▸ **Task instructions**
An exact reproduction of all the data is needed, with no images in it.

▸ **Entries supplied**
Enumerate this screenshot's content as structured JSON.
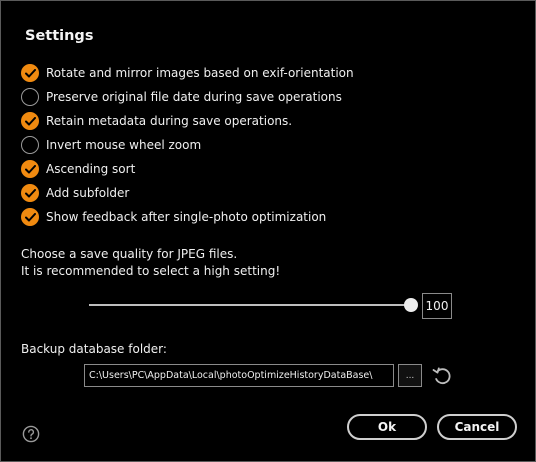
{
  "dialog": {
    "title": "Settings"
  },
  "options": [
    {
      "label": "Rotate and mirror images based on exif-orientation",
      "checked": true
    },
    {
      "label": "Preserve original file date during save operations",
      "checked": false
    },
    {
      "label": "Retain metadata during save operations.",
      "checked": true
    },
    {
      "label": "Invert mouse wheel zoom",
      "checked": false
    },
    {
      "label": "Ascending sort",
      "checked": true
    },
    {
      "label": "Add subfolder",
      "checked": true
    },
    {
      "label": "Show feedback after single-photo optimization",
      "checked": true
    }
  ],
  "quality": {
    "line1": "Choose a save quality for JPEG files.",
    "line2": "It is recommended to select a high setting!",
    "value": "100",
    "min": 0,
    "max": 100
  },
  "backup": {
    "label": "Backup database folder:",
    "path": "C:\\Users\\PC\\AppData\\Local\\photoOptimizeHistoryDataBase\\",
    "browse_label": "..."
  },
  "buttons": {
    "ok": "Ok",
    "cancel": "Cancel"
  },
  "colors": {
    "accent": "#f08a10",
    "background": "#000000",
    "text": "#f0f0f0"
  },
  "icons": {
    "check": "check-icon",
    "reset": "reset-arrow-icon",
    "help": "help-question-icon"
  }
}
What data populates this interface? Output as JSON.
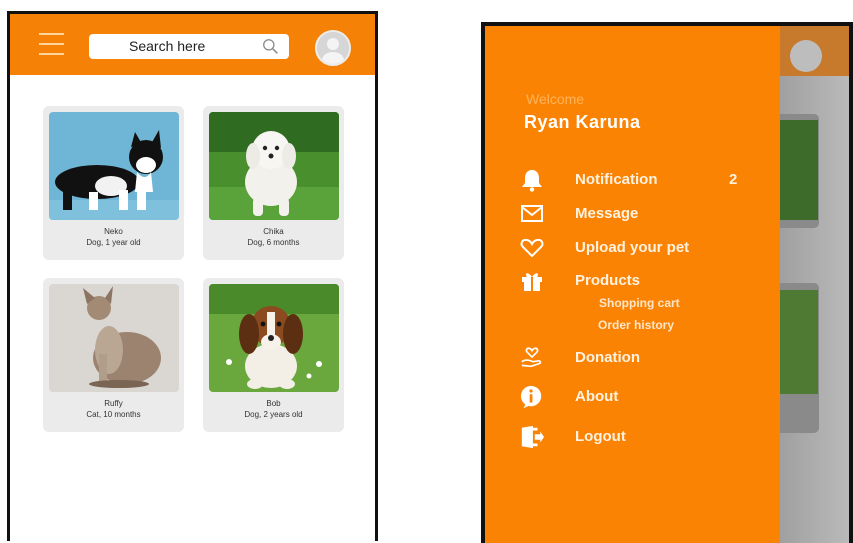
{
  "screen_home": {
    "search_placeholder": "Search here",
    "icons": {
      "menu": "hamburger-icon",
      "search": "search-icon",
      "avatar": "avatar-icon"
    },
    "pets": [
      {
        "name": "Neko",
        "description": "Dog, 1 year old"
      },
      {
        "name": "Chika",
        "description": "Dog, 6 months"
      },
      {
        "name": "Ruffy",
        "description": "Cat, 10 months"
      },
      {
        "name": "Bob",
        "description": "Dog, 2 years old"
      }
    ]
  },
  "drawer": {
    "welcome": "Welcome",
    "username": "Ryan Karuna",
    "items": [
      {
        "label": "Notification",
        "icon": "bell-icon",
        "badge": "2"
      },
      {
        "label": "Message",
        "icon": "envelope-icon"
      },
      {
        "label": "Upload your pet",
        "icon": "heart-icon"
      },
      {
        "label": "Products",
        "icon": "gift-icon"
      },
      {
        "label": "Donation",
        "icon": "donation-hand-icon"
      },
      {
        "label": "About",
        "icon": "info-icon"
      },
      {
        "label": "Logout",
        "icon": "logout-door-icon"
      }
    ],
    "products_submenu": [
      "Shopping cart",
      "Order history"
    ]
  },
  "colors": {
    "brand_orange": "#f58206",
    "drawer_orange": "#fb8304",
    "card_bg": "#ebebeb",
    "dim_overlay": "#a9a9a9"
  }
}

▸ **Task result**
Enumerate this screenshot's content as structured JSON.
{
  "dialog": {
    "title": "Settings"
  },
  "options": [
    {
      "label": "Rotate and mirror images based on exif-orientation",
      "checked": true
    },
    {
      "label": "Preserve original file date during save operations",
      "checked": false
    },
    {
      "label": "Retain metadata during save operations.",
      "checked": true
    },
    {
      "label": "Invert mouse wheel zoom",
      "checked": false
    },
    {
      "label": "Ascending sort",
      "checked": true
    },
    {
      "label": "Add subfolder",
      "checked": true
    },
    {
      "label": "Show feedback after single-photo optimization",
      "checked": true
    }
  ],
  "quality": {
    "line1": "Choose a save quality for JPEG files.",
    "line2": "It is recommended to select a high setting!",
    "value": "100",
    "min": 0,
    "max": 100
  },
  "backup": {
    "label": "Backup database folder:",
    "path": "C:\\Users\\PC\\AppData\\Local\\photoOptimizeHistoryDataBase\\",
    "browse_label": "..."
  },
  "buttons": {
    "ok": "Ok",
    "cancel": "Cancel"
  },
  "colors": {
    "accent": "#f08a10",
    "background": "#000000",
    "text": "#f0f0f0"
  },
  "icons": {
    "check": "check-icon",
    "reset": "reset-arrow-icon",
    "help": "help-question-icon"
  }
}
What data populates this interface? Output as JSON.
{
  "screen_home": {
    "search_placeholder": "Search here",
    "icons": {
      "menu": "hamburger-icon",
      "search": "search-icon",
      "avatar": "avatar-icon"
    },
    "pets": [
      {
        "name": "Neko",
        "description": "Dog, 1 year old"
      },
      {
        "name": "Chika",
        "description": "Dog, 6 months"
      },
      {
        "name": "Ruffy",
        "description": "Cat, 10 months"
      },
      {
        "name": "Bob",
        "description": "Dog, 2 years old"
      }
    ]
  },
  "drawer": {
    "welcome": "Welcome",
    "username": "Ryan Karuna",
    "items": [
      {
        "label": "Notification",
        "icon": "bell-icon",
        "badge": "2"
      },
      {
        "label": "Message",
        "icon": "envelope-icon"
      },
      {
        "label": "Upload your pet",
        "icon": "heart-icon"
      },
      {
        "label": "Products",
        "icon": "gift-icon"
      },
      {
        "label": "Donation",
        "icon": "donation-hand-icon"
      },
      {
        "label": "About",
        "icon": "info-icon"
      },
      {
        "label": "Logout",
        "icon": "logout-door-icon"
      }
    ],
    "products_submenu": [
      "Shopping cart",
      "Order history"
    ]
  },
  "colors": {
    "brand_orange": "#f58206",
    "drawer_orange": "#fb8304",
    "card_bg": "#ebebeb",
    "dim_overlay": "#a9a9a9"
  }
}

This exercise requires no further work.